Task: Whatever the records say, set them down exactly.
========================================================================
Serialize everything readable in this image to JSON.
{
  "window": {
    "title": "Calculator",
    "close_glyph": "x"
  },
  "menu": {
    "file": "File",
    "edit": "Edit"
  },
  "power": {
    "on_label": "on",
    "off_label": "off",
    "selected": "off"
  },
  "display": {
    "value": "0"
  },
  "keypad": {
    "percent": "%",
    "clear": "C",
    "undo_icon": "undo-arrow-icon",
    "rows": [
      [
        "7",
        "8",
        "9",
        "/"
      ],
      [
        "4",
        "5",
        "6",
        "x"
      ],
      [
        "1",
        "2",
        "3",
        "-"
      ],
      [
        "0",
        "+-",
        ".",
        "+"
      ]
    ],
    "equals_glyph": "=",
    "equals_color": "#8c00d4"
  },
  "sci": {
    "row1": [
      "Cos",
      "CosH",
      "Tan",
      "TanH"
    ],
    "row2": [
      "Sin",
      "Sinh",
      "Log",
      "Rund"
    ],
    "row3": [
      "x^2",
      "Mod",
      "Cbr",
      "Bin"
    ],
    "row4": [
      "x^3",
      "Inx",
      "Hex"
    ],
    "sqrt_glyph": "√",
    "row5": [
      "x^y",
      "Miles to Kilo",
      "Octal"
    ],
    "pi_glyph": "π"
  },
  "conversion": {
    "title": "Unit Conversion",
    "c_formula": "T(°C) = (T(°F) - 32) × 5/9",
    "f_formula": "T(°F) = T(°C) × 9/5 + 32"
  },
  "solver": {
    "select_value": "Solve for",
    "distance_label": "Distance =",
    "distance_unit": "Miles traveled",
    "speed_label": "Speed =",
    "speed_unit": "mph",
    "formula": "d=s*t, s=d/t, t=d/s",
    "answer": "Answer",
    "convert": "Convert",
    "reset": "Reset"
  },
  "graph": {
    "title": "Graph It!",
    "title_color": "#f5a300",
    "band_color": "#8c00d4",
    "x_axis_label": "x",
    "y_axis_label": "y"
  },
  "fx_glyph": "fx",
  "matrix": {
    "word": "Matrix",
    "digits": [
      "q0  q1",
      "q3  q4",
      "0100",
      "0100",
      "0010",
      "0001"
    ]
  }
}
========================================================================
Written response:
Serialize everything readable in this image to JSON.
{
  "window": {
    "title": "Calculator",
    "close_glyph": "x"
  },
  "menu": {
    "file": "File",
    "edit": "Edit"
  },
  "power": {
    "on_label": "on",
    "off_label": "off",
    "selected": "off"
  },
  "display": {
    "value": "0"
  },
  "keypad": {
    "percent": "%",
    "clear": "C",
    "undo_icon": "undo-arrow-icon",
    "rows": [
      [
        "7",
        "8",
        "9",
        "/"
      ],
      [
        "4",
        "5",
        "6",
        "x"
      ],
      [
        "1",
        "2",
        "3",
        "-"
      ],
      [
        "0",
        "+-",
        ".",
        "+"
      ]
    ],
    "equals_glyph": "=",
    "equals_color": "#8c00d4"
  },
  "sci": {
    "row1": [
      "Cos",
      "CosH",
      "Tan",
      "TanH"
    ],
    "row2": [
      "Sin",
      "Sinh",
      "Log",
      "Rund"
    ],
    "row3": [
      "x^2",
      "Mod",
      "Cbr",
      "Bin"
    ],
    "row4": [
      "x^3",
      "Inx",
      "Hex"
    ],
    "sqrt_glyph": "√",
    "row5": [
      "x^y",
      "Miles to Kilo",
      "Octal"
    ],
    "pi_glyph": "π"
  },
  "conversion": {
    "title": "Unit Conversion",
    "c_formula": "T(°C) = (T(°F) - 32) × 5/9",
    "f_formula": "T(°F) = T(°C) × 9/5 + 32"
  },
  "solver": {
    "select_value": "Solve for",
    "distance_label": "Distance =",
    "distance_unit": "Miles traveled",
    "speed_label": "Speed =",
    "speed_unit": "mph",
    "formula": "d=s*t, s=d/t, t=d/s",
    "answer": "Answer",
    "convert": "Convert",
    "reset": "Reset"
  },
  "graph": {
    "title": "Graph It!",
    "title_color": "#f5a300",
    "band_color": "#8c00d4",
    "x_axis_label": "x",
    "y_axis_label": "y"
  },
  "fx_glyph": "fx",
  "matrix": {
    "word": "Matrix",
    "digits": [
      "q0  q1",
      "q3  q4",
      "0100",
      "0100",
      "0010",
      "0001"
    ]
  }
}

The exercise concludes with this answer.